“They don’t want us to put it out in the public,” Rochelle said, according to the outlet. “They don’t want us to embarrass them, but we’re entitled to do whatever we want with our children’s school files. They belong to us.” She reportedly added she will never be able to fully move on from her son’s death, but that she wants to raise awareness about bullying.

“As human beings, we will never heal from this,” Rochelle continued. “It terrorizes me and haunts me day after day. I suffer from severe post-traumatic stress disorder from this as well. No human being should ever have to go through this, but our mission is to heighten awareness of how dangerous bullying and cyberbullying is. I don’t think that society has woken up to the fact that this is an urgent crisis and a true epidemic.”

“[O]ut of respect for all involved, we believe it is not appropriate to comment on this litigation at this time,” the Latin School wrote in an email to the Tribune on Thursday.

Robert and Rosellene allegedly spent two months requesting to see their son’s records but the school still declined, according to the outlet.

Parents are entitled to access their child’s files after requesting an appointment, the Latin School’s handbook says. A student’s files may include grades, standardized test scores, teacher notes, disciplinary actions and communications with the student, according to the outlet. The school’s lawyer, Michael Trucco, reportedly said the handbook isn’t a “contractual obligation” upon rejecting the Bronsteins’ records request, the Tribune reported.

Trucco also accused Nate’s parents of repeatedly making public remarks regarding school faculty and administration “that are incomplete, misleading, disparaging and defamatory” as further justification for denying their records request, according to the outlet.

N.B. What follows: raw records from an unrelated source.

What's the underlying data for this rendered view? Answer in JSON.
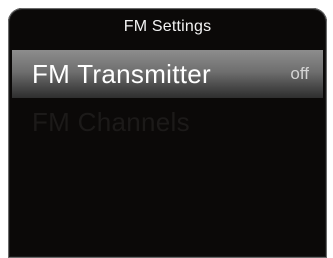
{
  "header": {
    "title": "FM Settings"
  },
  "menu": {
    "items": [
      {
        "label": "FM Transmitter",
        "value": "off",
        "selected": true
      },
      {
        "label": "FM Channels",
        "selected": false
      }
    ]
  },
  "colors": {
    "background": "#0b0908",
    "selected_highlight": "#7a7a7a",
    "text_primary": "#ffffff",
    "text_dim": "#1c1a19"
  }
}
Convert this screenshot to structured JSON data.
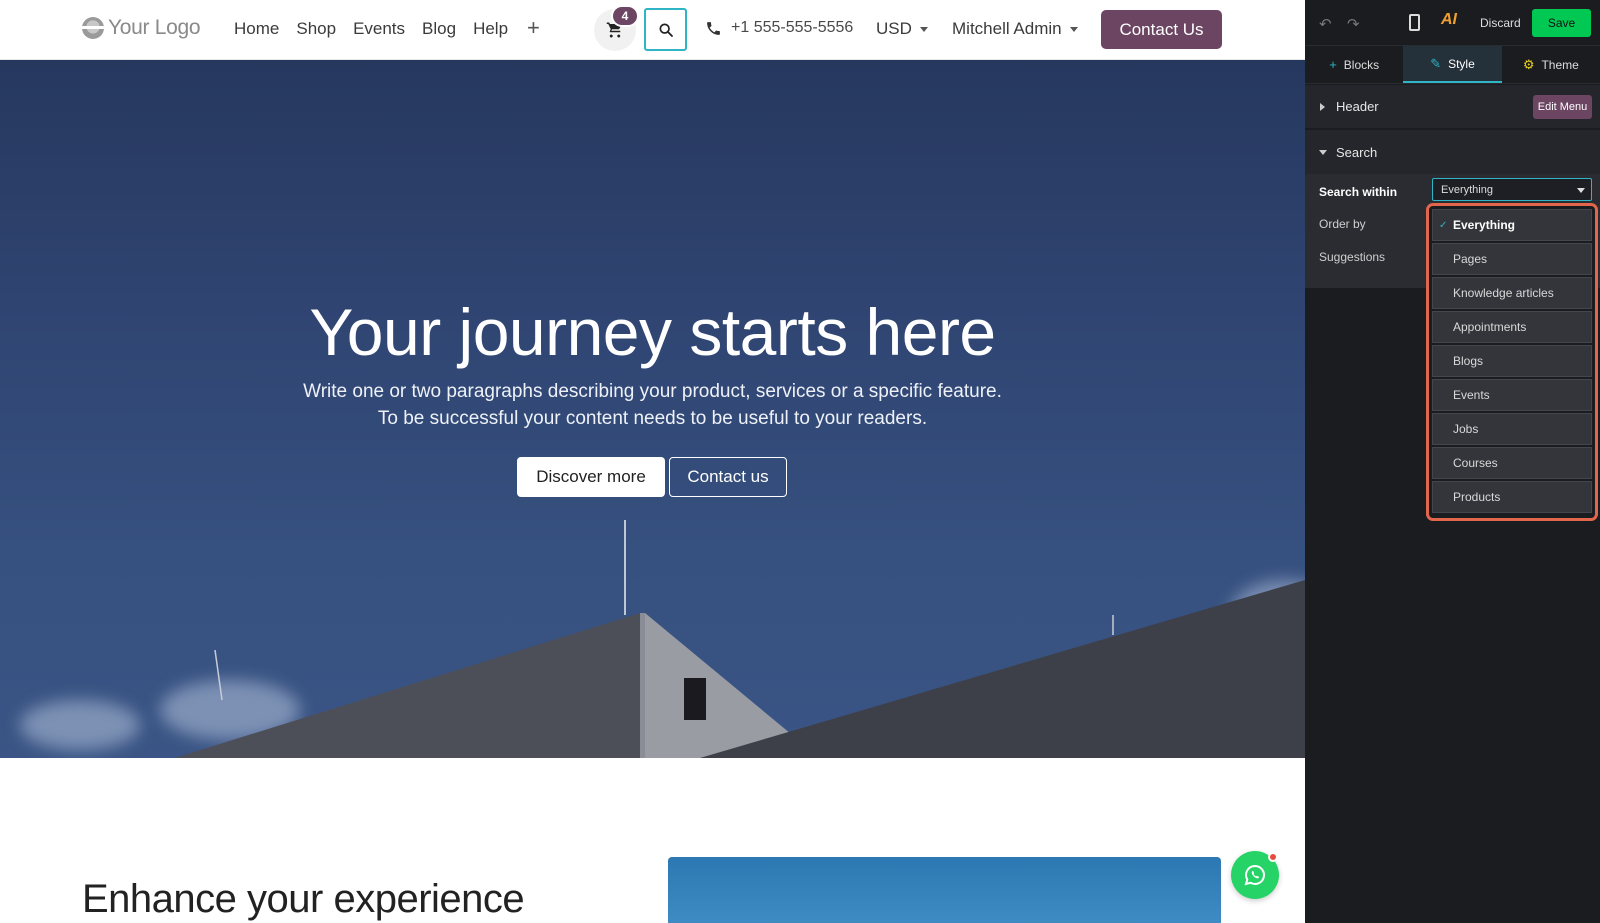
{
  "site": {
    "logo_text": "Your Logo",
    "menu": [
      "Home",
      "Shop",
      "Events",
      "Blog",
      "Help"
    ],
    "add_menu_symbol": "+",
    "cart_count": "4",
    "phone": "+1 555-555-5556",
    "currency": "USD",
    "user": "Mitchell Admin",
    "contact_button": "Contact Us"
  },
  "hero": {
    "title": "Your journey starts here",
    "paragraph_line1": "Write one or two paragraphs describing your product, services or a specific feature.",
    "paragraph_line2": "To be successful your content needs to be useful to your readers.",
    "primary_button": "Discover more",
    "secondary_button": "Contact us"
  },
  "section2": {
    "title": "Enhance your experience"
  },
  "editor": {
    "discard_label": "Discard",
    "save_label": "Save",
    "tabs": [
      {
        "label": "Blocks",
        "icon": "plus-icon"
      },
      {
        "label": "Style",
        "icon": "pencil-icon",
        "active": true
      },
      {
        "label": "Theme",
        "icon": "gear-icon"
      }
    ],
    "sections": {
      "header_title": "Header",
      "edit_menu_label": "Edit Menu",
      "search_title": "Search"
    },
    "options": {
      "search_within_label": "Search within",
      "search_within_value": "Everything",
      "order_by_label": "Order by",
      "suggestions_label": "Suggestions"
    },
    "dropdown_items": [
      {
        "label": "Everything",
        "checked": true
      },
      {
        "label": "Pages"
      },
      {
        "label": "Knowledge articles"
      },
      {
        "label": "Appointments"
      },
      {
        "label": "Blogs"
      },
      {
        "label": "Events"
      },
      {
        "label": "Jobs"
      },
      {
        "label": "Courses"
      },
      {
        "label": "Products"
      }
    ]
  },
  "colors": {
    "brand": "#6b4562",
    "accent": "#2fb5c5",
    "save": "#00c853",
    "highlight": "#e2664c",
    "whatsapp": "#25d366"
  }
}
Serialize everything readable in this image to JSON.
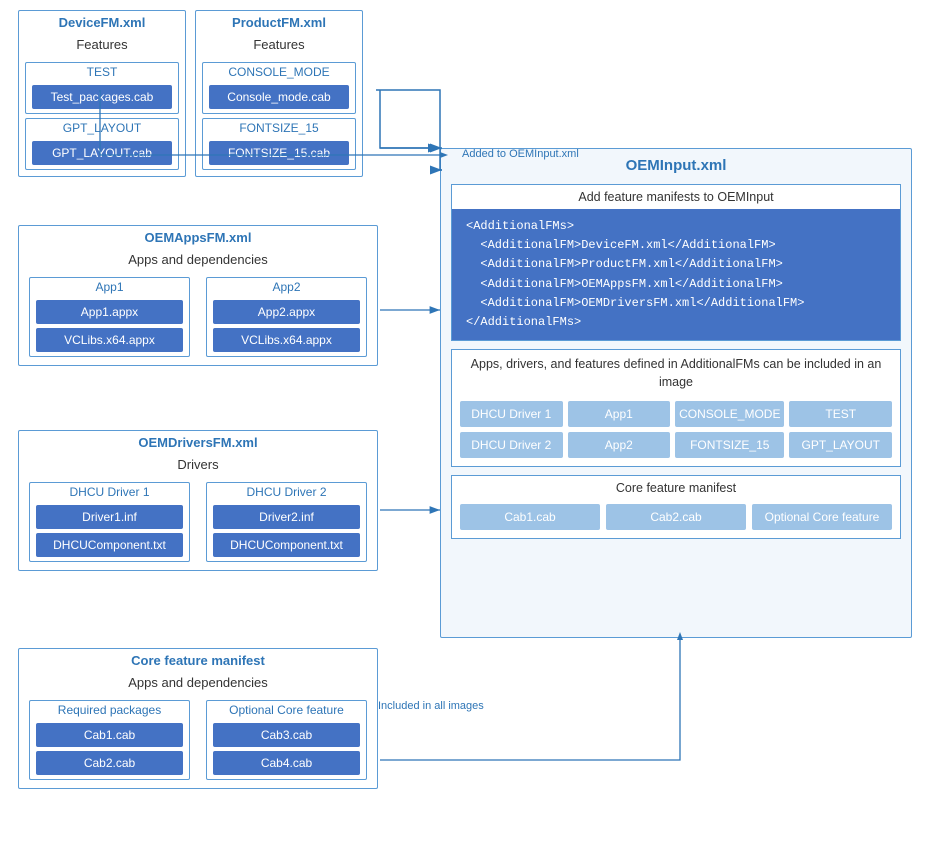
{
  "deviceFM": {
    "title": "DeviceFM.xml",
    "section": "Features",
    "items": [
      {
        "group": "TEST",
        "file": "Test_packages.cab"
      },
      {
        "group": "GPT_LAYOUT",
        "file": "GPT_LAYOUT.cab"
      }
    ]
  },
  "productFM": {
    "title": "ProductFM.xml",
    "section": "Features",
    "items": [
      {
        "group": "CONSOLE_MODE",
        "file": "Console_mode.cab"
      },
      {
        "group": "FONTSIZE_15",
        "file": "FONTSIZE_15.cab"
      }
    ]
  },
  "oemAppsFM": {
    "title": "OEMAppsFM.xml",
    "section": "Apps and dependencies",
    "col1": {
      "group": "App1",
      "files": [
        "App1.appx",
        "VCLibs.x64.appx"
      ]
    },
    "col2": {
      "group": "App2",
      "files": [
        "App2.appx",
        "VCLibs.x64.appx"
      ]
    }
  },
  "oemDriversFM": {
    "title": "OEMDriversFM.xml",
    "section": "Drivers",
    "col1": {
      "group": "DHCU Driver 1",
      "files": [
        "Driver1.inf",
        "DHCUComponent.txt"
      ]
    },
    "col2": {
      "group": "DHCU Driver 2",
      "files": [
        "Driver2.inf",
        "DHCUComponent.txt"
      ]
    }
  },
  "coreFeature": {
    "title": "Core feature manifest",
    "section": "Apps and dependencies",
    "col1": {
      "group": "Required packages",
      "files": [
        "Cab1.cab",
        "Cab2.cab"
      ]
    },
    "col2": {
      "group": "Optional Core feature",
      "files": [
        "Cab3.cab",
        "Cab4.cab"
      ]
    }
  },
  "oemInput": {
    "title": "OEMInput.xml",
    "addFeatureTitle": "Add feature manifests to OEMInput",
    "xmlCode": [
      "<AdditionalFMs>",
      "  <AdditionalFM>DeviceFM.xml</AdditionalFM>",
      "  <AdditionalFM>ProductFM.xml</AdditionalFM>",
      "  <AdditionalFM>OEMAppsFM.xml</AdditionalFM>",
      "  <AdditionalFM>OEMDriversFM.xml</AdditionalFM>",
      "</AdditionalFMs>"
    ],
    "appsDriversTitle": "Apps, drivers, and features defined in AdditionalFMs can be included in an image",
    "gridItems": [
      "DHCU Driver 1",
      "App1",
      "CONSOLE_MODE",
      "TEST",
      "DHCU Driver 2",
      "App2",
      "FONTSIZE_15",
      "GPT_LAYOUT"
    ],
    "coreManifestTitle": "Core feature manifest",
    "coreItems": [
      "Cab1.cab",
      "Cab2.cab",
      "Optional Core feature"
    ]
  },
  "arrows": {
    "addedToLabel": "Added to OEMInput.xml",
    "includedInLabel": "Included in all images"
  }
}
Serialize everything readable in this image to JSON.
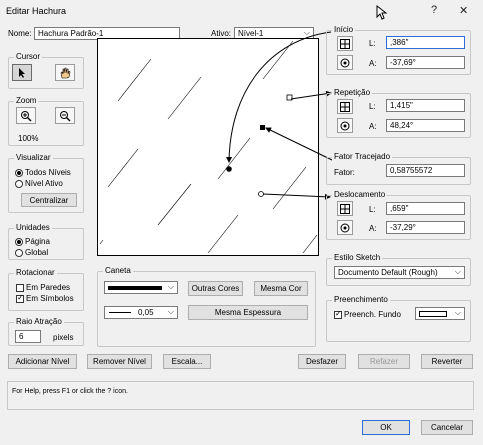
{
  "window": {
    "title": "Editar Hachura",
    "help_btn": "?",
    "close_btn": "✕"
  },
  "header": {
    "name_label": "Nome:",
    "name_value": "Hachura Padrão-1",
    "active_label": "Ativo:",
    "active_value": "Nível-1"
  },
  "cursor": {
    "title": "Cursor"
  },
  "zoom": {
    "title": "Zoom",
    "percent": "100%"
  },
  "view": {
    "title": "Visualizar",
    "options": [
      "Todos Níveis",
      "Nível Ativo"
    ],
    "selected": 0,
    "center_btn": "Centralizar"
  },
  "units": {
    "title": "Unidades",
    "options": [
      "Página",
      "Global"
    ],
    "selected": 0
  },
  "rotate": {
    "title": "Rotacionar",
    "options": [
      "Em Paredes",
      "Em Símbolos"
    ],
    "checked": [
      false,
      true
    ]
  },
  "snap": {
    "title": "Raio Atração",
    "value": "6",
    "unit": "pixels"
  },
  "pen": {
    "title": "Caneta",
    "thickness_value": "0,05",
    "other_colors_btn": "Outras Cores",
    "same_color_btn": "Mesma Cor",
    "same_thickness_btn": "Mesma Espessura"
  },
  "start": {
    "title": "Início",
    "l_label": "L:",
    "l_value": ",386\"",
    "a_label": "A:",
    "a_value": "-37,69°"
  },
  "repeat": {
    "title": "Repetição",
    "l_label": "L:",
    "l_value": "1,415\"",
    "a_label": "A:",
    "a_value": "48,24°"
  },
  "dash": {
    "title": "Fator Tracejado",
    "factor_label": "Fator:",
    "factor_value": "0,58755572"
  },
  "offset": {
    "title": "Deslocamento",
    "l_label": "L:",
    "l_value": ",659\"",
    "a_label": "A:",
    "a_value": "-37,29°"
  },
  "sketch": {
    "title": "Estilo Sketch",
    "value": "Documento Default (Rough)"
  },
  "fill": {
    "title": "Preenchimento",
    "check_label": "Preench. Fundo",
    "checked": true
  },
  "bottom": {
    "add_level": "Adicionar Nível",
    "remove_level": "Remover Nível",
    "scale": "Escala...",
    "undo": "Desfazer",
    "redo": "Refazer",
    "revert": "Reverter"
  },
  "status_text": "For Help, press F1 or click the ? icon.",
  "footer": {
    "ok": "OK",
    "cancel": "Cancelar"
  }
}
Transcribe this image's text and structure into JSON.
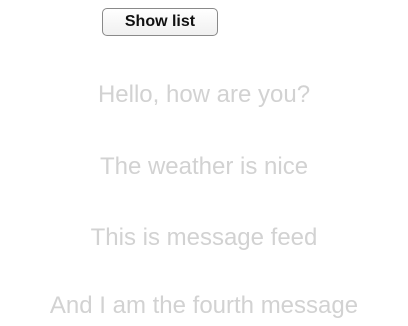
{
  "toolbar": {
    "show_list_label": "Show list"
  },
  "feed": {
    "messages": [
      "Hello, how are you?",
      "The weather is nice",
      "This is message feed",
      "And I am the fourth message"
    ]
  }
}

“What we’ve learned is that it’s a toxic culture, and it’s arrogant and errs on the side of ‘because we have this prestigious reputation, because people are lining up to pay us $43,000 a year to send our kids here, we don’t have to follow the rules,'” Robert said, according to the outlet.

“They don’t care about the students, they don’t care about the families, they certainly don’t care about the victims. They selfishly worry about themselves, their endowment, their careers; every action they’ve taken has shown callousness, and selfishness, and a tremendous disrespect to our son and his memory,” Rosellene reportedly added.

Nate’s parents intend to donate any money they win in the legal proceedings to anti-bullying organizations, according to the Tribune. They are reportedly seeking a total of $100 million across multiple accounts in the initial suit.